So he seems to really be the origin of this conspiracy theory. How weird. It must make more sense in Romania than it does here. Also: Romania has an all-conspiracy show featuring members of their parliament?
12/1/2015 11:40:33 pm
Star Wars and Star Trek meet in a weird parallel universe where it's like Rome or something, but there are Watcher aliens there and dark knights, and even Batman. This is a fun piece.
12/2/2015 02:44:22 am
Well, it did happen a long time ago, in a... place... moderately far away.
12/2/2015 09:48:41 am
As I recall, on Star Trek Mr.Spock's evil twin had a beard.
12/2/2015 11:50:38 am
>>>Mr.Spock's evil twin had a beard
12/2/2015 04:04:28 pm
"Il Separatio" asserts its presence in the "final frontier...boldly going where no force has gone before". (paraphrasing, of course)
12/5/2015 09:51:28 am
Colavito shows his illustrious idiocy in this article. That article at AO clearly states " a series of legends" yet he writes as if the author was claiming historical fact.
12/5/2015 04:39:49 pm
Obvious Ancient Origins shill is obvious.
12/7/2015 06:09:17 pm
"A series of legends" that has no existence outside one single point source, and has no notable historical references (say, the names of various kings, the locations, etc.) but plenty of modern ones (Sith, "the system", even D&D alignments)? Sorry, legends need to be better attested than that.
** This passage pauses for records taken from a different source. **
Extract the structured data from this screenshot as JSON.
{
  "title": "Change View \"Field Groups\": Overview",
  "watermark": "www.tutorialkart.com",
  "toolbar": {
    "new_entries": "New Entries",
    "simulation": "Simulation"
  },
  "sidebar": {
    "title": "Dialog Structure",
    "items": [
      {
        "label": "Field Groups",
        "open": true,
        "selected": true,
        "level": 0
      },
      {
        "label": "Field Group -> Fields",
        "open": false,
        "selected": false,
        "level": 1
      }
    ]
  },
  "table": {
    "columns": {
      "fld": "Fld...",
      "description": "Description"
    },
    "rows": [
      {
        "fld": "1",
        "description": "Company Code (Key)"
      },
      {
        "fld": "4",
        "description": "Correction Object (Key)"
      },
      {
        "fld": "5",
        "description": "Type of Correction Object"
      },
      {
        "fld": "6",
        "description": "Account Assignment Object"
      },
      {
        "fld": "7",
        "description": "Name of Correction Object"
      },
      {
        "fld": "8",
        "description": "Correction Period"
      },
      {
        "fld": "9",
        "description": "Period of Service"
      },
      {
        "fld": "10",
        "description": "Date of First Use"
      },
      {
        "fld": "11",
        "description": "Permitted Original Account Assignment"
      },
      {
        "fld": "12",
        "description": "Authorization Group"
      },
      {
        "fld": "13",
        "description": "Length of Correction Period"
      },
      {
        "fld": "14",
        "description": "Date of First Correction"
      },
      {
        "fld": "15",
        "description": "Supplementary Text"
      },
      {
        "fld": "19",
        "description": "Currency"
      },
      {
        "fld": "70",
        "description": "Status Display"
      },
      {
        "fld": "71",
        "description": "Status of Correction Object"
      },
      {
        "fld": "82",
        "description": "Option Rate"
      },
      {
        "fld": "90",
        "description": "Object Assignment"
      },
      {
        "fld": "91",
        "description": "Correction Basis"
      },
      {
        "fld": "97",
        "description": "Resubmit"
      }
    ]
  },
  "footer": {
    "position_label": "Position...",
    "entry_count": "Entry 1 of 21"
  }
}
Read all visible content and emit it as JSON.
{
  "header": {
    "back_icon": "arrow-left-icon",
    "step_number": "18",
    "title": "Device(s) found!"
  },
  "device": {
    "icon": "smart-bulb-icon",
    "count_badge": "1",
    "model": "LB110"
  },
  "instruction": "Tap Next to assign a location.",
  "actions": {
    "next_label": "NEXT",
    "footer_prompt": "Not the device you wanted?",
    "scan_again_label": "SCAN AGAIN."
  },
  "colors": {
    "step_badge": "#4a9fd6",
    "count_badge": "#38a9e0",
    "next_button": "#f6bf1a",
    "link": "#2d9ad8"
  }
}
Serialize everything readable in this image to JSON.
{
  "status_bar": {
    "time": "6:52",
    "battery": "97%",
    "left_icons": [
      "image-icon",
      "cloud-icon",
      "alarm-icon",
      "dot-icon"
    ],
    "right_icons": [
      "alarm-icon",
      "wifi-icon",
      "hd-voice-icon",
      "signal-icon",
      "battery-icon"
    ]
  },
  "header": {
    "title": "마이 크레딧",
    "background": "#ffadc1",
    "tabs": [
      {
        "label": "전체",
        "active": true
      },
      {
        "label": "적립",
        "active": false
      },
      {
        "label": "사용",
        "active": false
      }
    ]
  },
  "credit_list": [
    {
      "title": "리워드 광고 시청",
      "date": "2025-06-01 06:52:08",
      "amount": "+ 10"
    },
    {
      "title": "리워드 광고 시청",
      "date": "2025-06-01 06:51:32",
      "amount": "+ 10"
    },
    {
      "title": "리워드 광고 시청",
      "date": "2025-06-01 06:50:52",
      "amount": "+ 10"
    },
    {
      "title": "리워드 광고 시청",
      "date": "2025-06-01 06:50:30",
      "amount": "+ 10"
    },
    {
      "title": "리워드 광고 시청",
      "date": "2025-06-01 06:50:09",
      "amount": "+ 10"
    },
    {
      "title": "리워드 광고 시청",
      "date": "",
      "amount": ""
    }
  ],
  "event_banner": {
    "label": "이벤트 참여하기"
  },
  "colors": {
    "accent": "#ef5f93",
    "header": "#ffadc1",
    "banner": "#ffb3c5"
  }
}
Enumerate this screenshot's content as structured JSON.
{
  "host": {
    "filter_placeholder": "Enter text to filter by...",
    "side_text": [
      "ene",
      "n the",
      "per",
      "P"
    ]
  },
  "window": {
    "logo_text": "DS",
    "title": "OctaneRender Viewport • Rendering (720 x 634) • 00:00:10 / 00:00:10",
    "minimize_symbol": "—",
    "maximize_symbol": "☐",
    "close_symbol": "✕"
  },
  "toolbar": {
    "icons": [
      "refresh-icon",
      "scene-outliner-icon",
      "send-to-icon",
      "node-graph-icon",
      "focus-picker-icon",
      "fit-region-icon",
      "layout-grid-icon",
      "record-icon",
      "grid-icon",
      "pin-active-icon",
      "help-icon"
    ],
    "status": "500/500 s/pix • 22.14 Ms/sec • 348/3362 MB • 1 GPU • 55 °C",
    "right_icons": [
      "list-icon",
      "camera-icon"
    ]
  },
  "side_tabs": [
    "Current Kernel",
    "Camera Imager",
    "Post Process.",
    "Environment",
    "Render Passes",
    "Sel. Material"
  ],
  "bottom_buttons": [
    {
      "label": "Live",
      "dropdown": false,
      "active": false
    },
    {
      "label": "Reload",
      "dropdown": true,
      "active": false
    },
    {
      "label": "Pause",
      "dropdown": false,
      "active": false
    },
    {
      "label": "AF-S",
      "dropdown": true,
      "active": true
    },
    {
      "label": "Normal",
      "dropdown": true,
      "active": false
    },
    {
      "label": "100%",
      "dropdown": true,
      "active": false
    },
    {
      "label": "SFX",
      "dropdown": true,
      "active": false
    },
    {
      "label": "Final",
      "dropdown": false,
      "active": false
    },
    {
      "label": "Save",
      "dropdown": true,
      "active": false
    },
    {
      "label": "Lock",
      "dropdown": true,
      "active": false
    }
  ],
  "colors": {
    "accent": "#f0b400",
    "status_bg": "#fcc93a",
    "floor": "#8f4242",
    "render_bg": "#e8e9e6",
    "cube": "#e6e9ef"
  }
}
And ad hominem attacks only display the level of knowledge of the attacker, not the target.
12/7/2015 06:27:12 pm
Re: "... society back then did not know what to replace Kingship with..."
12/30/2015 06:59:21 am
Ok, I have never been here before so I don't know exactly if you are being sarcastic or if the author changed the article after the fact, but I didn't see nary one mention of any Sith.. It just relates the story as I have read it every where now.. Hoax or not, it's a great story.. but your article is the first I read of Sith Lords..
1/13/2016 08:14:27 am
They seem to have deleted the reference to "Sith" now. Any chance you could write an update covering this and anything else you've found since, including the new article:
2/6/2016 01:03:23 pm
A link to see the Codex Lugubrum:
8/16/2020 04:29:27 pm
Where's that "sith" part you mentioned? Reading the referenced article, I don't see any mention of anything Star Wars related at all. Has it perhaps been changed in these past five years?
Your comment will be posted after it is approved.
Leave a Reply.
I am an author and researcher focusing on pop culture, science, and history. Bylines: New Republic, Esquire, Slate, etc. There's more about me in the About Jason tab.
Enter your email below to subscribe to my newsletter for updates on my latest projects, blog posts, and activities, and subscribe to Culture & Curiosities, my Substack newsletter.
Terms & Conditions
Please read all applicable terms and conditions before posting a comment on this blog. Posting a comment constitutes your agreement to abide by the terms and conditions linked herein.